This page is based on the 1993 Jepson Manual.
Please see the Jepson eFlora for up-to-date information about California vascular plants.
|Jepson Flora Project: Jepson Interchange|
|TREATMENT FROM THE JEPSON MANUAL||
previous taxon |
Jepson Interchange (more information)
©Copyright 1993 by the Regents of the University of California
Print edition is available from the University of California Press
|The second edition of The Jepson Manual (2012) is available from the University of California Press|
|See also the Jepson eFlora, which parallels the Second Edition|
Annual, perennial herb, shrubs, generally bristly or sharply hairy
Stem prostrate to erect
Leaves cauline, often with basal rosette, generally simple, alternate; lower sometimes opposite, entire
Inflorescence: cyme, generally elongate, panicle-, raceme- or spike-like, coiled in flower, generally uncoiled in fruit or flowers 12 per axil
Flowers generally bisexual, generally radial; sepals 5, free or fused in lower half; corolla 5-lobed, generally salverform, top of tube generally appendaged, appendages 5, alternating with stamens, sometimes arching over tube; stamens 5, epipetalous; ovary superior, generally 4-lobed, style generally entire
Fruit: nutlets 14, smooth to variously roughened, sometimes prickly or bristled
Genera in family: ± 100 genera, ± 2000 species: tropical, temp, especially w North America, Medit; some cultivated (Borago, Echium, Myosotis, Symphytum ).
Almost all genera may be TOXIC from alkaloids or accumulated nitrates
Recent taxonomic note: Recently treated to include Hydrophyllaceae [Olmsted et al. 2000 Mol Phylog Evol 16:96112]

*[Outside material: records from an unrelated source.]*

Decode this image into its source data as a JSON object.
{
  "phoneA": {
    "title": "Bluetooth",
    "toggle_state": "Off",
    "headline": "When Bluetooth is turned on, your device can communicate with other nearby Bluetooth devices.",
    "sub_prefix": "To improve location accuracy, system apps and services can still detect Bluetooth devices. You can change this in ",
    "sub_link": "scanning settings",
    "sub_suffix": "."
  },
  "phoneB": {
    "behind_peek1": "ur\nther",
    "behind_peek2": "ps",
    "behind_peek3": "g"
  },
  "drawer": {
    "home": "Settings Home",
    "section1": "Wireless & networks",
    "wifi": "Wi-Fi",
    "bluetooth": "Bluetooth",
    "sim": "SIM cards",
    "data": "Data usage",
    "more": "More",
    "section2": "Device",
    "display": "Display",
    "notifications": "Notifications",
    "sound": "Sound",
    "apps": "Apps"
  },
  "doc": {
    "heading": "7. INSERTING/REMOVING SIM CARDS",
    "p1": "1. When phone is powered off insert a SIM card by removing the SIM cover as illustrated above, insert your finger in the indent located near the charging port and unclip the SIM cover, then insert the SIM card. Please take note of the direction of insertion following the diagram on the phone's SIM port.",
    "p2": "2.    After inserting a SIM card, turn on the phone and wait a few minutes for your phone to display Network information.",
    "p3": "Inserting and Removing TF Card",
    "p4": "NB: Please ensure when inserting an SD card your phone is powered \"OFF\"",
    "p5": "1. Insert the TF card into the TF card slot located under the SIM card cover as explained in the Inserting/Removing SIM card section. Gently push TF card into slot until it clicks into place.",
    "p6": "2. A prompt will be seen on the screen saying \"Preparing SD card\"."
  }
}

Family description, key to genera by Timothy C. Messick.
Perennial, biennial, ± hairy, taprooted
Leaves entire; basal petioled; cauline petioled or not
Inflorescence: panicle, ± terminal, bracted or not
Flower radial; calyx ± deeply 5-lobed, enlarging in fruit; corolla 5-lobed, funnel-shaped or salverform, appendages large; style entire
Fruit: nutlets generally 4, subspheric, covered with short, barbed prickles
Species in genus: 80 species: worldwide
Etymology: (Greek: dog tongue)
Stem generally 1, 39 dm; hairs 0
Leaves: lower surfaces hairy, upper surfaces ± glabrous; basal petioles 815 cm, ± unwinged; blades 815 cm, 310 cm wide, ± ovate to elliptic, bases truncate or cordate; cauline few, petioled
Inflorescence held above leaves; bracts scale-like or 0; pedicels 1025 mm
Flower: corolla 812 mm, generally 1015 mm wide, ± salverform, blue, tube often violet, appendages white
Fruit: nutlets ascending-spreading, outer surfaces rounded, margins not raised
Ecology: Shaded or open areas, woodland or chaparral
Elevation: < 1500 m.
Bioregional distribution: Northwestern California (except High North Coast Ranges), Cascade Range, Sierra Nevada Foothills (uncommon), n High Sierra Nevada, San Francisco Bay Area, South Coast Ranges
Distribution outside California: to British Columbia
Horticultural information: DRN: 4, 5 &SHD: 6, 15, 16, 17 &IRR: 7, 14.
|YOU CAN HELP US make sure that our distributional information is correct and current. If you know that a plant occurs in a wild, reproducing state in a Jepson bioregion NOT highlighted on the map, please contact us with that information. Please realize that we cannot incorporate range extensions without access to a voucher specimen, which should (ultimately) be deposited in an herbarium. You can send the pressed, dried collection (with complete locality information indicated) to us (e-mail us for details) or refer us to an accessioned herbarium specimen. Non-occurrence of a plant in an indicated area is difficult to document, but we will especially value your input on those types of possible errors (see automatic conversion of distribution data to maps).|